__Work instructions__
The answer must reproduce every record exactly, with all pictures omitted.
** Input data follows **
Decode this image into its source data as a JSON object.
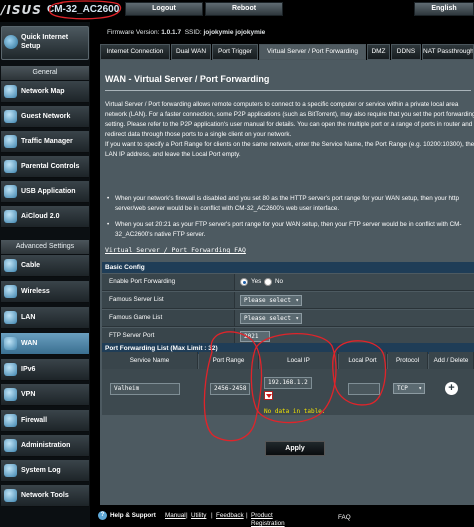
{
  "header": {
    "logo": "/ISUS",
    "model": "CM-32_AC2600",
    "logout_label": "Logout",
    "reboot_label": "Reboot",
    "language_label": "English",
    "firmware_label": "Firmware Version:",
    "firmware_value": "1.0.1.7",
    "ssid_label": "SSID:",
    "ssid_values": "jojokymie  jojokymie"
  },
  "sidebar": {
    "quick_internet_setup": "Quick Internet Setup",
    "general_label": "General",
    "general_items": [
      {
        "label": "Network Map"
      },
      {
        "label": "Guest Network"
      },
      {
        "label": "Traffic Manager"
      },
      {
        "label": "Parental Controls"
      },
      {
        "label": "USB Application"
      },
      {
        "label": "AiCloud 2.0"
      }
    ],
    "advanced_label": "Advanced Settings",
    "advanced_items": [
      {
        "label": "Cable"
      },
      {
        "label": "Wireless"
      },
      {
        "label": "LAN"
      },
      {
        "label": "WAN"
      },
      {
        "label": "IPv6"
      },
      {
        "label": "VPN"
      },
      {
        "label": "Firewall"
      },
      {
        "label": "Administration"
      },
      {
        "label": "System Log"
      },
      {
        "label": "Network Tools"
      }
    ],
    "active_item": "WAN"
  },
  "tabs": [
    {
      "label": "Internet Connection"
    },
    {
      "label": "Dual WAN"
    },
    {
      "label": "Port Trigger"
    },
    {
      "label": "Virtual Server / Port Forwarding"
    },
    {
      "label": "DMZ"
    },
    {
      "label": "DDNS"
    },
    {
      "label": "NAT Passthrough"
    }
  ],
  "active_tab": "Virtual Server / Port Forwarding",
  "page": {
    "title": "WAN - Virtual Server / Port Forwarding",
    "description": "Virtual Server / Port forwarding allows remote computers to connect to a specific computer or service within a private local area network (LAN). For a faster connection, some P2P applications (such as BitTorrent), may also require that you set the port forwarding setting. Please refer to the P2P application's user manual for details. You can open the multiple port or a range of ports in router and redirect data through those ports to a single client on your network.\nIf you want to specify a Port Range for clients on the same network, enter the Service Name, the Port Range (e.g. 10200:10300), the LAN IP address, and leave the Local Port empty.",
    "bullet1": "When your network's firewall is disabled and you set 80 as the HTTP server's port range for your WAN setup, then your http server/web server would be in conflict with CM-32_AC2600's web user interface.",
    "bullet2": "When you set 20:21 as your FTP server's port range for your WAN setup, then your FTP server would be in conflict with CM-32_AC2600's native FTP server.",
    "faq_link": "Virtual Server / Port Forwarding FAQ"
  },
  "basic_config": {
    "header": "Basic Config",
    "enable_label": "Enable Port Forwarding",
    "enable_yes": "Yes",
    "enable_no": "No",
    "enable_value": "Yes",
    "famous_server_label": "Famous Server List",
    "famous_server_value": "Please select",
    "famous_game_label": "Famous Game List",
    "famous_game_value": "Please select",
    "ftp_port_label": "FTP Server Port",
    "ftp_port_value": "2021"
  },
  "port_forwarding_list": {
    "header": "Port Forwarding List (Max Limit : 32)",
    "columns": [
      "Service Name",
      "Port Range",
      "Local IP",
      "Local Port",
      "Protocol",
      "Add / Delete"
    ],
    "input_row": {
      "service_name": "Valheim",
      "port_range": "2456-2458",
      "local_ip": "192.168.1.2",
      "local_port": "",
      "protocol": "TCP"
    },
    "empty_message": "No data in table."
  },
  "apply_label": "Apply",
  "footer": {
    "help_support": "Help & Support",
    "links": [
      "Manual",
      "Utility",
      "Feedback",
      "Product Registration"
    ],
    "faq": "FAQ"
  },
  "annotation_color": "#e0242a"
}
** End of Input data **
__Task response__
Decode this image into its source data as a JSON object.
{
  "header": {
    "logo": "/ISUS",
    "model": "CM-32_AC2600",
    "logout_label": "Logout",
    "reboot_label": "Reboot",
    "language_label": "English",
    "firmware_label": "Firmware Version:",
    "firmware_value": "1.0.1.7",
    "ssid_label": "SSID:",
    "ssid_values": "jojokymie  jojokymie"
  },
  "sidebar": {
    "quick_internet_setup": "Quick Internet Setup",
    "general_label": "General",
    "general_items": [
      {
        "label": "Network Map"
      },
      {
        "label": "Guest Network"
      },
      {
        "label": "Traffic Manager"
      },
      {
        "label": "Parental Controls"
      },
      {
        "label": "USB Application"
      },
      {
        "label": "AiCloud 2.0"
      }
    ],
    "advanced_label": "Advanced Settings",
    "advanced_items": [
      {
        "label": "Cable"
      },
      {
        "label": "Wireless"
      },
      {
        "label": "LAN"
      },
      {
        "label": "WAN"
      },
      {
        "label": "IPv6"
      },
      {
        "label": "VPN"
      },
      {
        "label": "Firewall"
      },
      {
        "label": "Administration"
      },
      {
        "label": "System Log"
      },
      {
        "label": "Network Tools"
      }
    ],
    "active_item": "WAN"
  },
  "tabs": [
    {
      "label": "Internet Connection"
    },
    {
      "label": "Dual WAN"
    },
    {
      "label": "Port Trigger"
    },
    {
      "label": "Virtual Server / Port Forwarding"
    },
    {
      "label": "DMZ"
    },
    {
      "label": "DDNS"
    },
    {
      "label": "NAT Passthrough"
    }
  ],
  "active_tab": "Virtual Server / Port Forwarding",
  "page": {
    "title": "WAN - Virtual Server / Port Forwarding",
    "description": "Virtual Server / Port forwarding allows remote computers to connect to a specific computer or service within a private local area network (LAN). For a faster connection, some P2P applications (such as BitTorrent), may also require that you set the port forwarding setting. Please refer to the P2P application's user manual for details. You can open the multiple port or a range of ports in router and redirect data through those ports to a single client on your network.\nIf you want to specify a Port Range for clients on the same network, enter the Service Name, the Port Range (e.g. 10200:10300), the LAN IP address, and leave the Local Port empty.",
    "bullet1": "When your network's firewall is disabled and you set 80 as the HTTP server's port range for your WAN setup, then your http server/web server would be in conflict with CM-32_AC2600's web user interface.",
    "bullet2": "When you set 20:21 as your FTP server's port range for your WAN setup, then your FTP server would be in conflict with CM-32_AC2600's native FTP server.",
    "faq_link": "Virtual Server / Port Forwarding FAQ"
  },
  "basic_config": {
    "header": "Basic Config",
    "enable_label": "Enable Port Forwarding",
    "enable_yes": "Yes",
    "enable_no": "No",
    "enable_value": "Yes",
    "famous_server_label": "Famous Server List",
    "famous_server_value": "Please select",
    "famous_game_label": "Famous Game List",
    "famous_game_value": "Please select",
    "ftp_port_label": "FTP Server Port",
    "ftp_port_value": "2021"
  },
  "port_forwarding_list": {
    "header": "Port Forwarding List (Max Limit : 32)",
    "columns": [
      "Service Name",
      "Port Range",
      "Local IP",
      "Local Port",
      "Protocol",
      "Add / Delete"
    ],
    "input_row": {
      "service_name": "Valheim",
      "port_range": "2456-2458",
      "local_ip": "192.168.1.2",
      "local_port": "",
      "protocol": "TCP"
    },
    "empty_message": "No data in table."
  },
  "apply_label": "Apply",
  "footer": {
    "help_support": "Help & Support",
    "links": [
      "Manual",
      "Utility",
      "Feedback",
      "Product Registration"
    ],
    "faq": "FAQ"
  },
  "annotation_color": "#e0242a"
}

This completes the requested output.